→ **YOUR TASK**: Search the records for lines with the word "overview" and copy each match.

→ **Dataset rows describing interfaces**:
= Beginning of Section =

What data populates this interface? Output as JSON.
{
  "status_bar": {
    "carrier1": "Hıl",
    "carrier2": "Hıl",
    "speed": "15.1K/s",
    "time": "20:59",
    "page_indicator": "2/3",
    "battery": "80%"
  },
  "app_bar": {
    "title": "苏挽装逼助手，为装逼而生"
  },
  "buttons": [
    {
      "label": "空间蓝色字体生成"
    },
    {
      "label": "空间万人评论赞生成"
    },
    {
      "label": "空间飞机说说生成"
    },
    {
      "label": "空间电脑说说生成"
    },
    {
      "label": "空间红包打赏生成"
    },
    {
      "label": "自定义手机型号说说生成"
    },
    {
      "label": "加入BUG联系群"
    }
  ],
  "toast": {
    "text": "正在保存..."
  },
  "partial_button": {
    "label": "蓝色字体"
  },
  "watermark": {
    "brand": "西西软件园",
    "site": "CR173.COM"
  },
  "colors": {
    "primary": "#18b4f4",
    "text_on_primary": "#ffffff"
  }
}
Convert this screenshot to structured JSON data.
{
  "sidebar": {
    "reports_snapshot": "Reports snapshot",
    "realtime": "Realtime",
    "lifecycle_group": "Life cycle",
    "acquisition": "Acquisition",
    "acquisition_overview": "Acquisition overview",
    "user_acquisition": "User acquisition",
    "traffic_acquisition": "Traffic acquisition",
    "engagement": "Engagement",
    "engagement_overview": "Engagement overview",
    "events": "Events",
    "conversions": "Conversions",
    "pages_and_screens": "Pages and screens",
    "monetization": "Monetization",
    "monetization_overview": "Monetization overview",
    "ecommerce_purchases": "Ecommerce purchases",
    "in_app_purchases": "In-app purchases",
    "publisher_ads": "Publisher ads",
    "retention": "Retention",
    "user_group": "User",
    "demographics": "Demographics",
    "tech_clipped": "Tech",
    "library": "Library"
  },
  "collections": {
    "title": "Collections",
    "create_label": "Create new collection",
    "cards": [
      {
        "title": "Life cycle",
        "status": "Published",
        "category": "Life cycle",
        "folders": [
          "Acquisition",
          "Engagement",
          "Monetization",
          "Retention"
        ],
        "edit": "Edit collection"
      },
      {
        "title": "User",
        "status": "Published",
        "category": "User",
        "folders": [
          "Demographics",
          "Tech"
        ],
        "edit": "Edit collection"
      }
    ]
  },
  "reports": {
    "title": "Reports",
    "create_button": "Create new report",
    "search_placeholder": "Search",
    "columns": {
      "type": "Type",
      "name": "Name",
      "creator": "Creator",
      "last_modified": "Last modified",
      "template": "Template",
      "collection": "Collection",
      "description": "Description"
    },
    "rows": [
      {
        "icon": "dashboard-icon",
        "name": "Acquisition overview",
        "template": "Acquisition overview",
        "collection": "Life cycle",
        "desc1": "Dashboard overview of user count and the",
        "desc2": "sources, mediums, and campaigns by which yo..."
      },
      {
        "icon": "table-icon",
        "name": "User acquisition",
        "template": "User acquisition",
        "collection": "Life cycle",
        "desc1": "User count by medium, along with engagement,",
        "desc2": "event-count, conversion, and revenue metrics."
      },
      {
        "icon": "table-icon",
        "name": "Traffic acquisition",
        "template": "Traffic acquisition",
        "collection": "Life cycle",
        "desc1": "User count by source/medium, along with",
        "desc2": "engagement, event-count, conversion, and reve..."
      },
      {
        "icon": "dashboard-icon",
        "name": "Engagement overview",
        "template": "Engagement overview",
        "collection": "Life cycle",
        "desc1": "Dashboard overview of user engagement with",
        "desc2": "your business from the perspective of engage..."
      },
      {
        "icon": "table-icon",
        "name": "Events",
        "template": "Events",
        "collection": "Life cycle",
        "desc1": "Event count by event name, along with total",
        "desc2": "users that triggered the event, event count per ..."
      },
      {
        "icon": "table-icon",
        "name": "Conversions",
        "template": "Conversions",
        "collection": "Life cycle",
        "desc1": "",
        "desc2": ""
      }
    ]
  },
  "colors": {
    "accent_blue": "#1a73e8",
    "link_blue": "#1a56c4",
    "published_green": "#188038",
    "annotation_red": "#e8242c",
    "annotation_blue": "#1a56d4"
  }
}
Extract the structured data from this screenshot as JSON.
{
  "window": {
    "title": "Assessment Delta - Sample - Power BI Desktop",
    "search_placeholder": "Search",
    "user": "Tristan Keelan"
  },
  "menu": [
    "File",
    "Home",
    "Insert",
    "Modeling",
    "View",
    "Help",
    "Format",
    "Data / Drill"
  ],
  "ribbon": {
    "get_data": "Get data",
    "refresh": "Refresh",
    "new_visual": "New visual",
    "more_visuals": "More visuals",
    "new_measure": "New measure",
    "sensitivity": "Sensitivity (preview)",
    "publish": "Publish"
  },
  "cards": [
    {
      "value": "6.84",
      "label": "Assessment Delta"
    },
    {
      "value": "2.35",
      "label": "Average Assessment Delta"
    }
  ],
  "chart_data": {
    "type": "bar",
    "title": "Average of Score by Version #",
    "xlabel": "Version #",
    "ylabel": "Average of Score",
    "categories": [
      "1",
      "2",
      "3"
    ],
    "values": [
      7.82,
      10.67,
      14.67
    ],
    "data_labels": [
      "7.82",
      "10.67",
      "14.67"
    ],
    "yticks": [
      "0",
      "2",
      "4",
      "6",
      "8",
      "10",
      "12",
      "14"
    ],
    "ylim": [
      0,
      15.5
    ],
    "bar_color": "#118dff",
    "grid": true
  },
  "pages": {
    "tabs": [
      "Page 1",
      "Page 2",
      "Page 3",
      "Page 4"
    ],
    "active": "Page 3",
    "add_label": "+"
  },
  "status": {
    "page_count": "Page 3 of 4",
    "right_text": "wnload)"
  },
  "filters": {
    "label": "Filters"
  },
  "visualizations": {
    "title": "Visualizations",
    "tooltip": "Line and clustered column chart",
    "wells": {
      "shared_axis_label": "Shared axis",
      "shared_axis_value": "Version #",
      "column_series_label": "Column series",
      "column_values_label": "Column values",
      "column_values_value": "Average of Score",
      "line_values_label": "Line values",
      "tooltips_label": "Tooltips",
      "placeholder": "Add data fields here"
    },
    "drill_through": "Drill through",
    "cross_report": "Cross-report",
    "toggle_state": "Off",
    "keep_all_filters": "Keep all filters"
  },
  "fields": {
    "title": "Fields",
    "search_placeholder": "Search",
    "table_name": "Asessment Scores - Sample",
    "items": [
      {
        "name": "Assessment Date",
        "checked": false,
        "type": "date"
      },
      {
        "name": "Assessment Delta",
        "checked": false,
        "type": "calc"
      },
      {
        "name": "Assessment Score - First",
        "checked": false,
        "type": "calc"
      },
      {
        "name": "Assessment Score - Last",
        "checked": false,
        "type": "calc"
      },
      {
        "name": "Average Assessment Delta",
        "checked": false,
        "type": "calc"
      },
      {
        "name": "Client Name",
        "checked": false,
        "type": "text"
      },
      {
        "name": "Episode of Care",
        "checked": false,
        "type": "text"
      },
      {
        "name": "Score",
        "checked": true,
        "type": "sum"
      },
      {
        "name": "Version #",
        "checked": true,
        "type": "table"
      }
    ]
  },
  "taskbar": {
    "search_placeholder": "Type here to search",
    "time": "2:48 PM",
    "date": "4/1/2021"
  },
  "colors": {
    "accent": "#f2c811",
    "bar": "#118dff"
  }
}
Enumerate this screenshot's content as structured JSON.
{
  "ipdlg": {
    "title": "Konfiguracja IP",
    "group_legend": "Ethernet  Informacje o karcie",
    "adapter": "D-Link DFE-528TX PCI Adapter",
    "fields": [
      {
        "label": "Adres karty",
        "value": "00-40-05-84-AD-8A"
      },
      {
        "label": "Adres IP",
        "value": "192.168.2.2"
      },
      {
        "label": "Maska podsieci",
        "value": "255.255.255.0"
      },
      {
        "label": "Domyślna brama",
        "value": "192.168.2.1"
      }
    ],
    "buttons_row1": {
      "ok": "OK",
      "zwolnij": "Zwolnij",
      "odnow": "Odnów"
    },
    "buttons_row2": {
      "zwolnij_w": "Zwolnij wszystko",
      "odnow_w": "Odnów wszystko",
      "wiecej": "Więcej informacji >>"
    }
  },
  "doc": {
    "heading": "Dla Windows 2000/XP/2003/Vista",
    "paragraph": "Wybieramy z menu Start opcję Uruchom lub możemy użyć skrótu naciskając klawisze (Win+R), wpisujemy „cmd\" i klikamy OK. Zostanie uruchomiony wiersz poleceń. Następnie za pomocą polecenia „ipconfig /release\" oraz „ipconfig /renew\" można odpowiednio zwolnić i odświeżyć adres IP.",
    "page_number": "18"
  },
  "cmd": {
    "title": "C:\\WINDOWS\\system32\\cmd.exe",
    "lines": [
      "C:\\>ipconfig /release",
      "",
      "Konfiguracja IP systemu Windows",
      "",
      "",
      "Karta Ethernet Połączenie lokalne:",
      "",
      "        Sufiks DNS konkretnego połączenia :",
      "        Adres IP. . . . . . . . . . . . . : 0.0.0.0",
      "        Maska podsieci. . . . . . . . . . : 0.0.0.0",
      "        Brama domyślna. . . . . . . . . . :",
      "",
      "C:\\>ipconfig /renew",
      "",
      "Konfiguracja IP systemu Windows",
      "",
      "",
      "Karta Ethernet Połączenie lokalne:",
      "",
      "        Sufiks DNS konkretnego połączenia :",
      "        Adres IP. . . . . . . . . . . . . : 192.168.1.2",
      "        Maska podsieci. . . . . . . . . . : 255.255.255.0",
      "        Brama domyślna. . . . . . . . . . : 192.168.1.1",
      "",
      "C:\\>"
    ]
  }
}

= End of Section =

→ **ANSWER SPACE**:
    "acquisition_overview": "Acquisition overview",
    "engagement_overview": "Engagement overview",
    "monetization_overview": "Monetization overview",
        "name": "Acquisition overview",
        "template": "Acquisition overview",
        "desc1": "Dashboard overview of user count and the",
        "name": "Engagement overview",
        "template": "Engagement overview",
        "desc1": "Dashboard overview of user engagement with",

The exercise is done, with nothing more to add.